* **Saved entries**:
# # # #

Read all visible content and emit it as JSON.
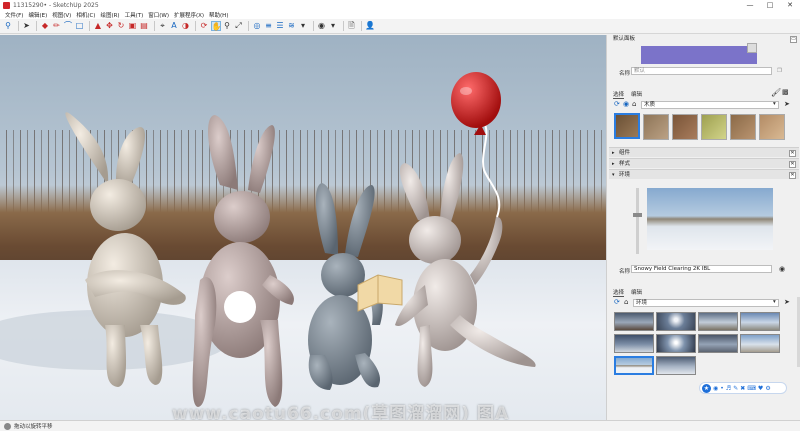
{
  "window": {
    "title": "11315290• - SketchUp 2025",
    "controls": [
      "—",
      "□",
      "✕"
    ]
  },
  "menu": [
    "文件(F)",
    "编辑(E)",
    "视图(V)",
    "相机(C)",
    "绘图(R)",
    "工具(T)",
    "窗口(W)",
    "扩展程序(X)",
    "帮助(H)"
  ],
  "toolbar": {
    "icons": [
      "search-icon",
      "select-icon",
      "eraser-icon",
      "line-icon",
      "arc-icon",
      "rectangle-icon",
      "push-pull-icon",
      "move-icon",
      "rotate-icon",
      "scale-icon",
      "offset-icon",
      "tape-icon",
      "text-icon",
      "paint-icon",
      "orbit-icon",
      "pan-icon",
      "zoom-icon",
      "zoom-extents-icon",
      "section-icon",
      "styles-icon",
      "layers-icon",
      "more-icon",
      "scenes-icon",
      "model-icon",
      "export-icon",
      "user-icon"
    ]
  },
  "viewport": {
    "watermark": "www.caotu66.com(草图溜溜网) 图A"
  },
  "panel": {
    "title": "默认面板",
    "material_name_label": "名称",
    "material_name_placeholder": "默认",
    "materials_tabs": [
      "选择",
      "编辑"
    ],
    "materials_category": "木质",
    "sections": {
      "components": "组件",
      "styles": "样式",
      "environments": "环境"
    },
    "env_name_label": "名称",
    "env_name_value": "Snowy Field Clearing 2K IBL",
    "env_tabs": [
      "选择",
      "编辑"
    ],
    "env_category": "环境"
  },
  "colors": {
    "balloon": "#d01818",
    "wood": "#8a6a48",
    "accent": "#1e6fd9"
  },
  "status": {
    "text": "拖动以旋转平移"
  }
}
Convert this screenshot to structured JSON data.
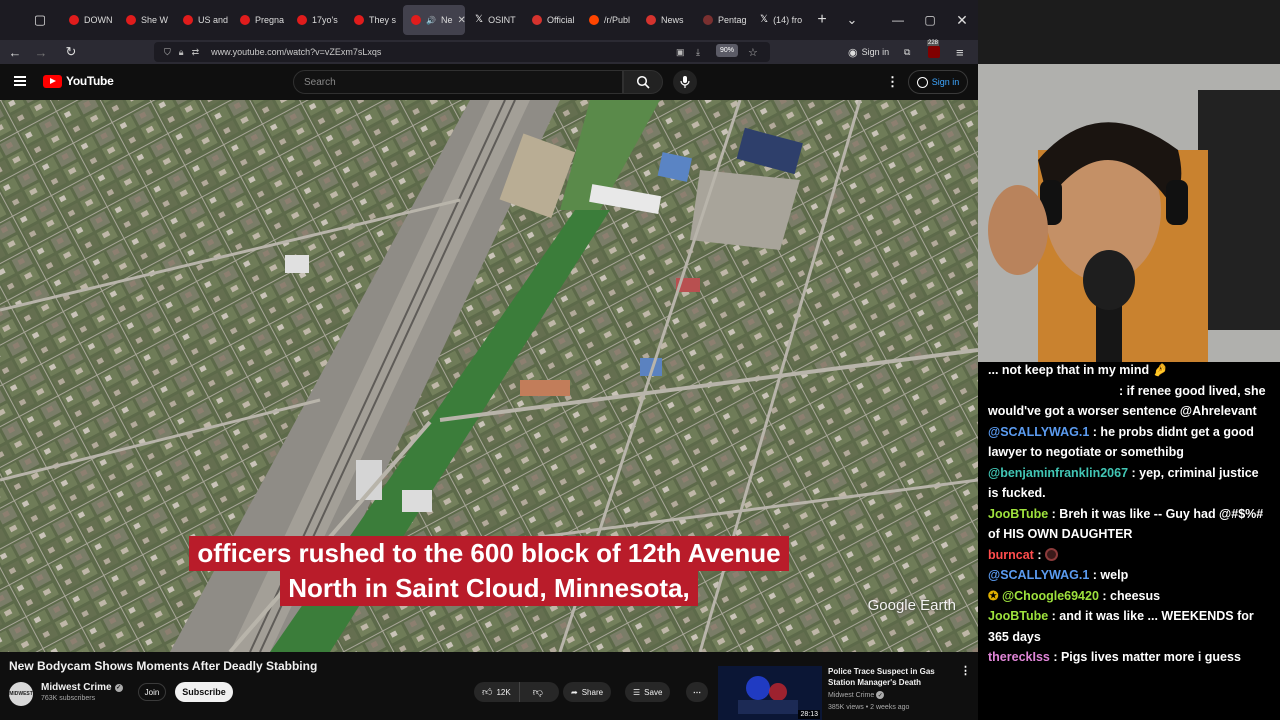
{
  "browser": {
    "tabs": [
      {
        "title": "DOWN",
        "favicon": "youtube-icon"
      },
      {
        "title": "She W",
        "favicon": "youtube-icon"
      },
      {
        "title": "US and",
        "favicon": "youtube-icon"
      },
      {
        "title": "Pregna",
        "favicon": "youtube-icon"
      },
      {
        "title": "17yo's",
        "favicon": "youtube-icon"
      },
      {
        "title": "They s",
        "favicon": "youtube-icon"
      },
      {
        "title": "Ne",
        "favicon": "youtube-icon",
        "active": true
      },
      {
        "title": "OSINT",
        "favicon": "x-icon"
      },
      {
        "title": "Official",
        "favicon": "red-icon"
      },
      {
        "title": "/r/Publ",
        "favicon": "reddit-icon"
      },
      {
        "title": "News",
        "favicon": "red-icon"
      },
      {
        "title": "Pentag",
        "favicon": "pentagon-icon"
      },
      {
        "title": "(14) fro",
        "favicon": "x-icon"
      }
    ],
    "url": "www.youtube.com/watch?v=vZExm7sLxqs",
    "zoom": "90%",
    "sign_in": "Sign in",
    "extension_badge": "228"
  },
  "youtube": {
    "logo_text": "YouTube",
    "search_placeholder": "Search",
    "sign_in": "Sign in"
  },
  "video": {
    "caption_line1": "officers rushed to the 600 block of 12th Avenue",
    "caption_line2": "North in Saint Cloud, Minnesota,",
    "watermark": "Google Earth",
    "title": "New Bodycam Shows Moments After Deadly Stabbing",
    "channel": "Midwest Crime",
    "subscribers": "763K subscribers",
    "join_label": "Join",
    "subscribe_label": "Subscribe",
    "like_count": "12K",
    "share_label": "Share",
    "save_label": "Save"
  },
  "recommended": {
    "title": "Police Trace Suspect in Gas Station Manager's Death",
    "channel": "Midwest Crime",
    "meta": "385K views • 2 weeks ago",
    "duration": "28:13"
  },
  "chat": {
    "messages": [
      {
        "user": "",
        "text": "... not keep that in my mind 🤌"
      },
      {
        "user": "",
        "text": ": if renee good lived, she would've got a worser sentence @Ahrelevant"
      },
      {
        "user": "@SCALLYWAG.1",
        "text": " : he probs didnt get a good lawyer to negotiate or somethibg"
      },
      {
        "user": "@benjaminfranklin2067",
        "text": " : yep, criminal justice is fucked."
      },
      {
        "user": "JooBTube",
        "text": " : Breh it was like -- Guy had @#$%# of HIS OWN DAUGHTER"
      },
      {
        "user": "burncat",
        "text": " : "
      },
      {
        "user": "@SCALLYWAG.1",
        "text": " : welp"
      },
      {
        "user": "@Choogle69420",
        "text": " : cheesus"
      },
      {
        "user": "JooBTube",
        "text": " : and it was like ... WEEKENDS for 365 days"
      },
      {
        "user": "thereckIss",
        "text": " : Pigs lives matter more i guess"
      }
    ]
  },
  "colors": {
    "youtube_red": "#ff0000",
    "caption_bg": "#b91c2a",
    "link_blue": "#3ea6ff"
  }
}
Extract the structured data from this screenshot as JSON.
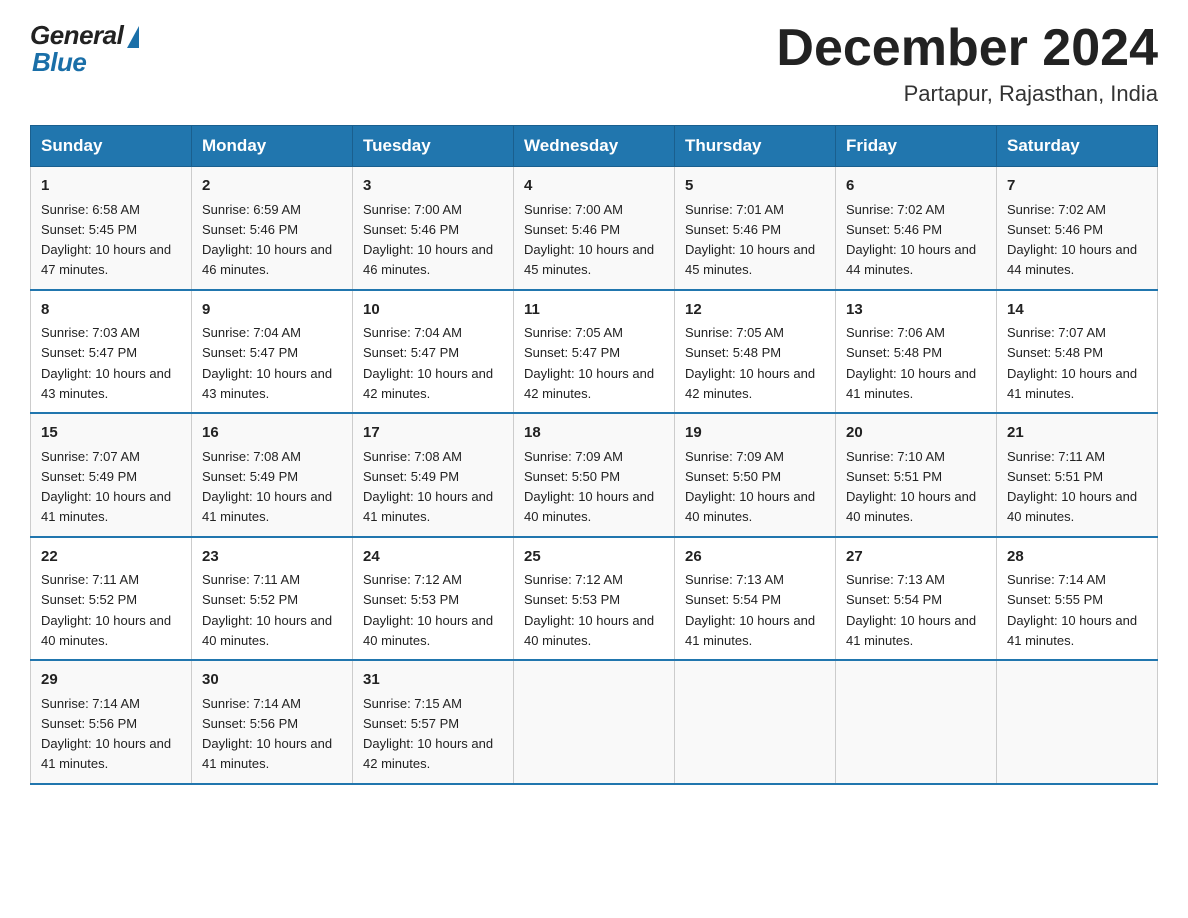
{
  "header": {
    "logo_general": "General",
    "logo_blue": "Blue",
    "month_title": "December 2024",
    "location": "Partapur, Rajasthan, India"
  },
  "days_of_week": [
    "Sunday",
    "Monday",
    "Tuesday",
    "Wednesday",
    "Thursday",
    "Friday",
    "Saturday"
  ],
  "weeks": [
    [
      {
        "day": "1",
        "sunrise": "6:58 AM",
        "sunset": "5:45 PM",
        "daylight": "10 hours and 47 minutes."
      },
      {
        "day": "2",
        "sunrise": "6:59 AM",
        "sunset": "5:46 PM",
        "daylight": "10 hours and 46 minutes."
      },
      {
        "day": "3",
        "sunrise": "7:00 AM",
        "sunset": "5:46 PM",
        "daylight": "10 hours and 46 minutes."
      },
      {
        "day": "4",
        "sunrise": "7:00 AM",
        "sunset": "5:46 PM",
        "daylight": "10 hours and 45 minutes."
      },
      {
        "day": "5",
        "sunrise": "7:01 AM",
        "sunset": "5:46 PM",
        "daylight": "10 hours and 45 minutes."
      },
      {
        "day": "6",
        "sunrise": "7:02 AM",
        "sunset": "5:46 PM",
        "daylight": "10 hours and 44 minutes."
      },
      {
        "day": "7",
        "sunrise": "7:02 AM",
        "sunset": "5:46 PM",
        "daylight": "10 hours and 44 minutes."
      }
    ],
    [
      {
        "day": "8",
        "sunrise": "7:03 AM",
        "sunset": "5:47 PM",
        "daylight": "10 hours and 43 minutes."
      },
      {
        "day": "9",
        "sunrise": "7:04 AM",
        "sunset": "5:47 PM",
        "daylight": "10 hours and 43 minutes."
      },
      {
        "day": "10",
        "sunrise": "7:04 AM",
        "sunset": "5:47 PM",
        "daylight": "10 hours and 42 minutes."
      },
      {
        "day": "11",
        "sunrise": "7:05 AM",
        "sunset": "5:47 PM",
        "daylight": "10 hours and 42 minutes."
      },
      {
        "day": "12",
        "sunrise": "7:05 AM",
        "sunset": "5:48 PM",
        "daylight": "10 hours and 42 minutes."
      },
      {
        "day": "13",
        "sunrise": "7:06 AM",
        "sunset": "5:48 PM",
        "daylight": "10 hours and 41 minutes."
      },
      {
        "day": "14",
        "sunrise": "7:07 AM",
        "sunset": "5:48 PM",
        "daylight": "10 hours and 41 minutes."
      }
    ],
    [
      {
        "day": "15",
        "sunrise": "7:07 AM",
        "sunset": "5:49 PM",
        "daylight": "10 hours and 41 minutes."
      },
      {
        "day": "16",
        "sunrise": "7:08 AM",
        "sunset": "5:49 PM",
        "daylight": "10 hours and 41 minutes."
      },
      {
        "day": "17",
        "sunrise": "7:08 AM",
        "sunset": "5:49 PM",
        "daylight": "10 hours and 41 minutes."
      },
      {
        "day": "18",
        "sunrise": "7:09 AM",
        "sunset": "5:50 PM",
        "daylight": "10 hours and 40 minutes."
      },
      {
        "day": "19",
        "sunrise": "7:09 AM",
        "sunset": "5:50 PM",
        "daylight": "10 hours and 40 minutes."
      },
      {
        "day": "20",
        "sunrise": "7:10 AM",
        "sunset": "5:51 PM",
        "daylight": "10 hours and 40 minutes."
      },
      {
        "day": "21",
        "sunrise": "7:11 AM",
        "sunset": "5:51 PM",
        "daylight": "10 hours and 40 minutes."
      }
    ],
    [
      {
        "day": "22",
        "sunrise": "7:11 AM",
        "sunset": "5:52 PM",
        "daylight": "10 hours and 40 minutes."
      },
      {
        "day": "23",
        "sunrise": "7:11 AM",
        "sunset": "5:52 PM",
        "daylight": "10 hours and 40 minutes."
      },
      {
        "day": "24",
        "sunrise": "7:12 AM",
        "sunset": "5:53 PM",
        "daylight": "10 hours and 40 minutes."
      },
      {
        "day": "25",
        "sunrise": "7:12 AM",
        "sunset": "5:53 PM",
        "daylight": "10 hours and 40 minutes."
      },
      {
        "day": "26",
        "sunrise": "7:13 AM",
        "sunset": "5:54 PM",
        "daylight": "10 hours and 41 minutes."
      },
      {
        "day": "27",
        "sunrise": "7:13 AM",
        "sunset": "5:54 PM",
        "daylight": "10 hours and 41 minutes."
      },
      {
        "day": "28",
        "sunrise": "7:14 AM",
        "sunset": "5:55 PM",
        "daylight": "10 hours and 41 minutes."
      }
    ],
    [
      {
        "day": "29",
        "sunrise": "7:14 AM",
        "sunset": "5:56 PM",
        "daylight": "10 hours and 41 minutes."
      },
      {
        "day": "30",
        "sunrise": "7:14 AM",
        "sunset": "5:56 PM",
        "daylight": "10 hours and 41 minutes."
      },
      {
        "day": "31",
        "sunrise": "7:15 AM",
        "sunset": "5:57 PM",
        "daylight": "10 hours and 42 minutes."
      },
      null,
      null,
      null,
      null
    ]
  ],
  "labels": {
    "sunrise_prefix": "Sunrise: ",
    "sunset_prefix": "Sunset: ",
    "daylight_prefix": "Daylight: "
  }
}
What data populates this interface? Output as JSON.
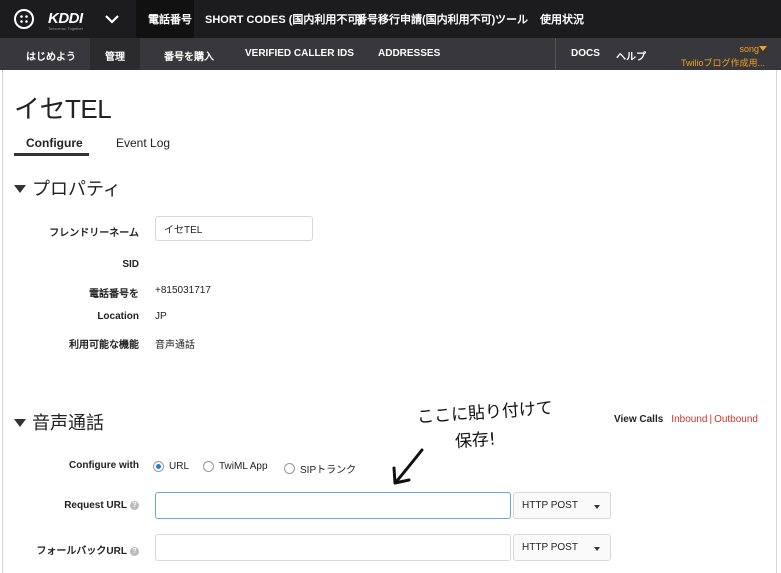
{
  "topnav": {
    "brand": "KDDI",
    "brand_sub": "Tomorrow, Together",
    "items": [
      "電話番号",
      "SHORT CODES (国内利用不可)",
      "番号移行申請(国内利用不可)",
      "ツール",
      "使用状況"
    ]
  },
  "subnav": {
    "items": [
      "はじめよう",
      "管理",
      "番号を購入",
      "VERIFIED CALLER IDS",
      "ADDRESSES"
    ],
    "docs": "DOCS",
    "help": "ヘルプ",
    "user": "song",
    "account": "Twilioブログ作成用..."
  },
  "page": {
    "title": "イセTEL",
    "tabs": [
      "Configure",
      "Event Log"
    ]
  },
  "properties": {
    "heading": "プロパティ",
    "friendly_name_label": "フレンドリーネーム",
    "friendly_name_value": "イセTEL",
    "sid_label": "SID",
    "phone_label": "電話番号を",
    "phone_value": "+815031717",
    "location_label": "Location",
    "location_value": "JP",
    "capabilities_label": "利用可能な機能",
    "capabilities_value": "音声通話"
  },
  "voice": {
    "heading": "音声通話",
    "view_calls": "View Calls",
    "inbound": "Inbound",
    "separator": "|",
    "outbound": "Outbound",
    "configure_with_label": "Configure with",
    "options": [
      "URL",
      "TwiML App",
      "SIPトランク"
    ],
    "request_url_label": "Request URL",
    "request_url_value": "",
    "request_method": "HTTP POST",
    "fallback_url_label": "フォールバックURL",
    "fallback_url_value": "",
    "fallback_method": "HTTP POST",
    "help_glyph": "?"
  },
  "annotation": {
    "line1": "ここに貼り付けて",
    "line2": "保存!"
  }
}
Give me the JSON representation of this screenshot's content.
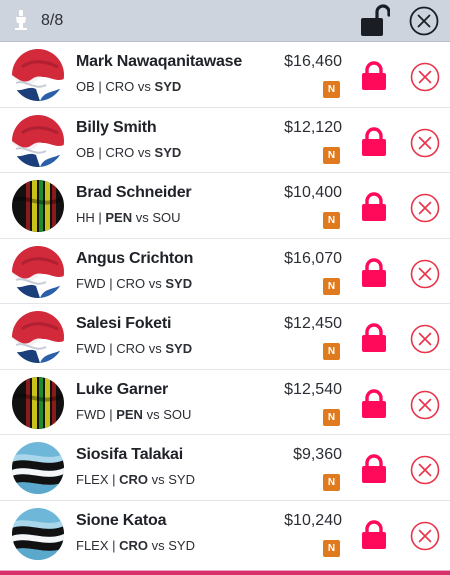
{
  "header": {
    "count": "8/8",
    "icons": {
      "lineup": "lineup-icon",
      "unlock": "unlock-icon",
      "close": "close-circle-icon"
    }
  },
  "colors": {
    "header_bg": "#cdd4de",
    "lock": "#ff0a5a",
    "remove": "#e8344a",
    "badge": "#e07a1f",
    "accent_line": "#d8306b"
  },
  "players": [
    {
      "name": "Mark Nawaqanitawase",
      "pos": "OB",
      "team": "CRO",
      "vs": "vs",
      "opp": "SYD",
      "bold": "opp",
      "price": "$16,460",
      "badge": "N",
      "jersey": "roosters"
    },
    {
      "name": "Billy Smith",
      "pos": "OB",
      "team": "CRO",
      "vs": "vs",
      "opp": "SYD",
      "bold": "opp",
      "price": "$12,120",
      "badge": "N",
      "jersey": "roosters"
    },
    {
      "name": "Brad Schneider",
      "pos": "HH",
      "team": "PEN",
      "vs": "vs",
      "opp": "SOU",
      "bold": "team",
      "price": "$10,400",
      "badge": "N",
      "jersey": "panthers"
    },
    {
      "name": "Angus Crichton",
      "pos": "FWD",
      "team": "CRO",
      "vs": "vs",
      "opp": "SYD",
      "bold": "opp",
      "price": "$16,070",
      "badge": "N",
      "jersey": "roosters"
    },
    {
      "name": "Salesi Foketi",
      "pos": "FWD",
      "team": "CRO",
      "vs": "vs",
      "opp": "SYD",
      "bold": "opp",
      "price": "$12,450",
      "badge": "N",
      "jersey": "roosters"
    },
    {
      "name": "Luke Garner",
      "pos": "FWD",
      "team": "PEN",
      "vs": "vs",
      "opp": "SOU",
      "bold": "team",
      "price": "$12,540",
      "badge": "N",
      "jersey": "panthers"
    },
    {
      "name": "Siosifa Talakai",
      "pos": "FLEX",
      "team": "CRO",
      "vs": "vs",
      "opp": "SYD",
      "bold": "team",
      "price": "$9,360",
      "badge": "N",
      "jersey": "sharks"
    },
    {
      "name": "Sione Katoa",
      "pos": "FLEX",
      "team": "CRO",
      "vs": "vs",
      "opp": "SYD",
      "bold": "team",
      "price": "$10,240",
      "badge": "N",
      "jersey": "sharks"
    }
  ]
}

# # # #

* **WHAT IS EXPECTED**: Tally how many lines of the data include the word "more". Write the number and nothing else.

* **SOLUTION TO THIS EXERCISE**: 2